Our furlow have been cancelled for the time being, but I think we will get it shortly again as they tell me that they often cancel it out here and in a few weeks it starts again.

We are going back to the line again tonight but it is a very quiet place.

Now that the weather is coming we are much more comfortable wile in the trenches.

According to the papers the allies intending to advance all along the line. The sooner it comes the better. Well as we are barred from saying to much about our doings out here I will conclude hoping to find you all as it leaves me in the best of health.

Yours etc John

mind write by return JHA

The Headmistress, Dee, read it out to us and it brought a tear to her eye. We chatted with the pupils and they asked a few questions.
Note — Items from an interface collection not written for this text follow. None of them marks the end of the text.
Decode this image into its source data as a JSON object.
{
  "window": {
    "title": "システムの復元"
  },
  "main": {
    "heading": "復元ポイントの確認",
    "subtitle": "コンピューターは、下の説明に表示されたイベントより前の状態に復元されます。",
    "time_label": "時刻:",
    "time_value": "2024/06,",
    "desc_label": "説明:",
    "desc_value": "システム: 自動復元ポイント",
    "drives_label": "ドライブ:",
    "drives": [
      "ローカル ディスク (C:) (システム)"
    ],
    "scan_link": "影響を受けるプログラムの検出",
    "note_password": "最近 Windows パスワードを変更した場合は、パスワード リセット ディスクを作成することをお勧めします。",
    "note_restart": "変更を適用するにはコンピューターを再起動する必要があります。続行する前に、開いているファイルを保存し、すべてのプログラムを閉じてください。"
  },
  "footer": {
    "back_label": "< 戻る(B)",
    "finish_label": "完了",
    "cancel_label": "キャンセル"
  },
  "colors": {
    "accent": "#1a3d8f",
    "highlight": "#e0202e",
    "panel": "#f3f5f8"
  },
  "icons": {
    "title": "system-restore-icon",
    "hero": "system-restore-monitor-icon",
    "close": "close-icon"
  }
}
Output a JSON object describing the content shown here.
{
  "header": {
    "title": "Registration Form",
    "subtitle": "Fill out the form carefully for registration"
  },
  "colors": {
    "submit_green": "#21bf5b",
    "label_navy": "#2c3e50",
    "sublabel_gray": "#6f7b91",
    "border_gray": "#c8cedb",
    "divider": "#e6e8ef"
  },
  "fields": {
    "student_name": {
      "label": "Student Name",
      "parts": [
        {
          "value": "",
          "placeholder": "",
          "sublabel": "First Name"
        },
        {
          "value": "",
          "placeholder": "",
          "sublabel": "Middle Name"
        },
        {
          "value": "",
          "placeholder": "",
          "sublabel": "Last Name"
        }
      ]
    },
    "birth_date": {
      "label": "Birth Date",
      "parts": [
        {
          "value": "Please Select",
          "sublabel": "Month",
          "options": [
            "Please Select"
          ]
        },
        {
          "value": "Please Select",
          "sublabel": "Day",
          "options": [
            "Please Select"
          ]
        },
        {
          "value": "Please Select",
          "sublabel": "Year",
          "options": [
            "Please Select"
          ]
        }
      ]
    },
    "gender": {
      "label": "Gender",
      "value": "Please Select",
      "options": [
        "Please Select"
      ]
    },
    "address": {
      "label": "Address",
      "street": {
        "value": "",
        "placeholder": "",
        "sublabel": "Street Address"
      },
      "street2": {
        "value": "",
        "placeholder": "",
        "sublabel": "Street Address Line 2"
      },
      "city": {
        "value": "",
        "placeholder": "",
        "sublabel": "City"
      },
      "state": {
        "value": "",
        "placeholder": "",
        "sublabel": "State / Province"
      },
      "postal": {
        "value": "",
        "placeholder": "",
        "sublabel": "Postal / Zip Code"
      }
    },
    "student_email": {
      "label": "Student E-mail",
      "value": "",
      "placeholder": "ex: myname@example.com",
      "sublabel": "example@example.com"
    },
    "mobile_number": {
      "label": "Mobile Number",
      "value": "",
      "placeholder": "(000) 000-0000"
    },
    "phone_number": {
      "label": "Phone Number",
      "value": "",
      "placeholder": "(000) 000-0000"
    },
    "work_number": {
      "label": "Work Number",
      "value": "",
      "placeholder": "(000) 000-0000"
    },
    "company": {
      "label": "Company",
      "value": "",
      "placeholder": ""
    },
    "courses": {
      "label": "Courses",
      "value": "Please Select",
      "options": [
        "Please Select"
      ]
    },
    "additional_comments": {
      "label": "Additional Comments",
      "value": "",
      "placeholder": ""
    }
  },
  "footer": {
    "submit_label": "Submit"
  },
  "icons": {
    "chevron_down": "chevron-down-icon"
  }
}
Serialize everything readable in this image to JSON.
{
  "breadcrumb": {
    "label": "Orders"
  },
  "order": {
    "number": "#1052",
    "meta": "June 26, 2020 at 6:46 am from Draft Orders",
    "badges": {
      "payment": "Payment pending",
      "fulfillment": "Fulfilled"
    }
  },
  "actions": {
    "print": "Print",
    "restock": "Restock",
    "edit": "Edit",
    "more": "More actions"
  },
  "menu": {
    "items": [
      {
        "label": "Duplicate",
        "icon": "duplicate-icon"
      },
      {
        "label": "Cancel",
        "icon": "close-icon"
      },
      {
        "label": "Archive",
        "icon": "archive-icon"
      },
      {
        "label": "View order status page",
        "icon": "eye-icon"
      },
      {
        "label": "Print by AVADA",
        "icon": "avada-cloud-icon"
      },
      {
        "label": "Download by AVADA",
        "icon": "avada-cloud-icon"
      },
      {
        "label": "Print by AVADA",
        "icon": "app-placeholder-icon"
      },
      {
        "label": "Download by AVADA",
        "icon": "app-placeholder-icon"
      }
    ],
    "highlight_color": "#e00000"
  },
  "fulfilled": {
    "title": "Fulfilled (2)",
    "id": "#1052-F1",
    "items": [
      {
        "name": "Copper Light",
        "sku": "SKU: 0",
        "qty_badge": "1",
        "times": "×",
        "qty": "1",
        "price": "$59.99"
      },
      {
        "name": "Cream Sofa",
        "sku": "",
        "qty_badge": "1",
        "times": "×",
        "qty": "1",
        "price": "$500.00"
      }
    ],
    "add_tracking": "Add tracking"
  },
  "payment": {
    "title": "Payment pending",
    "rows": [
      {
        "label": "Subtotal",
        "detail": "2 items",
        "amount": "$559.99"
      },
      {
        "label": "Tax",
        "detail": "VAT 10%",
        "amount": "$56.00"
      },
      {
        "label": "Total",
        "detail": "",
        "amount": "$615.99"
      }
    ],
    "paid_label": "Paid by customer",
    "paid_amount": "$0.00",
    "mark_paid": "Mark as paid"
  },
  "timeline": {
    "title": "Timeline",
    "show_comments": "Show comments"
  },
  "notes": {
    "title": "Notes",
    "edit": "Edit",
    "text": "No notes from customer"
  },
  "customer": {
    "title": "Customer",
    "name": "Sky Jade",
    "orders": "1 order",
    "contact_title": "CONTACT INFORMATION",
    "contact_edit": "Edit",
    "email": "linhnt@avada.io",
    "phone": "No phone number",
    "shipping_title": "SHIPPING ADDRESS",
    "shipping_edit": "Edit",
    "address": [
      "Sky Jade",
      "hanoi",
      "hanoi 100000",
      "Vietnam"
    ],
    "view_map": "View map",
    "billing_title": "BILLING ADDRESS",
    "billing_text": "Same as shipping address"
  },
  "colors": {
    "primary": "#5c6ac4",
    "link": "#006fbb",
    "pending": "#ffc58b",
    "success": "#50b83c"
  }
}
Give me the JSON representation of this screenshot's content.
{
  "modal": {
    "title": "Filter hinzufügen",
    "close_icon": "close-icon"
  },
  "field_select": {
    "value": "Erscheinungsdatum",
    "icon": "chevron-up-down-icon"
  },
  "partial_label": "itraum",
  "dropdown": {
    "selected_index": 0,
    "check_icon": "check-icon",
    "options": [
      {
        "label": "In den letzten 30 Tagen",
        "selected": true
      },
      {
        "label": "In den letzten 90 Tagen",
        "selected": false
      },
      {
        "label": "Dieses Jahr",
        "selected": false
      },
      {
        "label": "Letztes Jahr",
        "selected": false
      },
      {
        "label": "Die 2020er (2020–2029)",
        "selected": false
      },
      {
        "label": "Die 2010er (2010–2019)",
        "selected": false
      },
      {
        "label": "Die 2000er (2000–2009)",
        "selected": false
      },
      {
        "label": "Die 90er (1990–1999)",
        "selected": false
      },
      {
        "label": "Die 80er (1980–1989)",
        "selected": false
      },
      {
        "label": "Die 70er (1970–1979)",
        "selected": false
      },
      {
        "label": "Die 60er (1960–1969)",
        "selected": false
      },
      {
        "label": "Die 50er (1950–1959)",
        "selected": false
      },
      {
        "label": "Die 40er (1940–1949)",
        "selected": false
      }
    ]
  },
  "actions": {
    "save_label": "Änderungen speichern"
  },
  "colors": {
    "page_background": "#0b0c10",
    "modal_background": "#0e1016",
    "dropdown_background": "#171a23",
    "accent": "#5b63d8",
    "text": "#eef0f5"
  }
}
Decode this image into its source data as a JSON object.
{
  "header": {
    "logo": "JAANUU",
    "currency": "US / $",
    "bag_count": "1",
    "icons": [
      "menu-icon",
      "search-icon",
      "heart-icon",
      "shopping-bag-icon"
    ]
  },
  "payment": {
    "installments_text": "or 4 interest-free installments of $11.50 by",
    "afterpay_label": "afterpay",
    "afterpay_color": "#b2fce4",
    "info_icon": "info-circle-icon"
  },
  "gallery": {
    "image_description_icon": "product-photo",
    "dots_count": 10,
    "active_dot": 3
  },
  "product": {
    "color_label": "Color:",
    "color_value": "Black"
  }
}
I showed them some photos of John’s family.

I asked what would happen to the poster after the ceremony and was told that they were going to present it to me – that brought a tear to my eye!

I gave Dee my desktop Peace Pole and I was given flowers, chocolates and a birthday card!dsc_0022-1

All very emotional!dsc_0023-1

I was so pleased I had thought of giving the Pole to the school. The thought had occurred to me after reading Cathy’s post about making her own Peace Pole – ‘ripples in the pond’, thank you Cathy.

If you would like to find out more about Peace Poles, click on this link.

We went outside for the Remembrance Service on this crisp sunny November Day.dsc_0026

I stood with the staff and around 900 pupils for a moving speech by the Head, and to hear the 32 names read out, the posters held proudly on display and the Last Post played beautifully by one of the pupils. It always gives me goose-bumps.


Back inside I was so glad to meet with Laura, the teacher who had instigated the projectdsc_0029then I went to see the posters being put up in a display in the school’s magnificent atrium dsc_0072 dsc_0073 dsc_0075

Jeff showed me a cross which had been made by the pupilsdsc_0058I put John’s poster with the others, so that he could take his place with his comrades of the daydsc_0031and had a farewell photo with Jeffdsc_0046

I handed in my visitors badge which just happened to be number 11 – adding to the feeling of magic and serendipity!dsc_0028

before saying goodbye.

What a birthday! What a wonderfully warm, heartfelt and meaningful time!

In my heart I took all my Welsh cousins with me and relatives past and present. My Great-Grandparents had no body to bury. I don’t know how they commemorated their lost son, I know his death affected the whole family very deeply and has helped to instil in me the importance of family connections and support.

John’s name is on the Thiepval Memorial along with 72,245 other soldiers missing in action. My sister Sue went there with a group in 2014 and read his letter out. I don’t think I could go there.

I am grateful to H for researching family history and posting information and photographs. I am grateful to Laura, Dee and Jeff, the pupils I met and the whole of Nailsea School for such a warm welcome and beautiful way of making this year’s Remembrance Day so very meaningful to so many people. It feels important, I can’t find the words to express that as well as I would like to, but my hope is that in remembering, we go forward and each one of us, in our way, work towards PEACE, in our heart, in our home, in our community, our country and our world.


With love ❤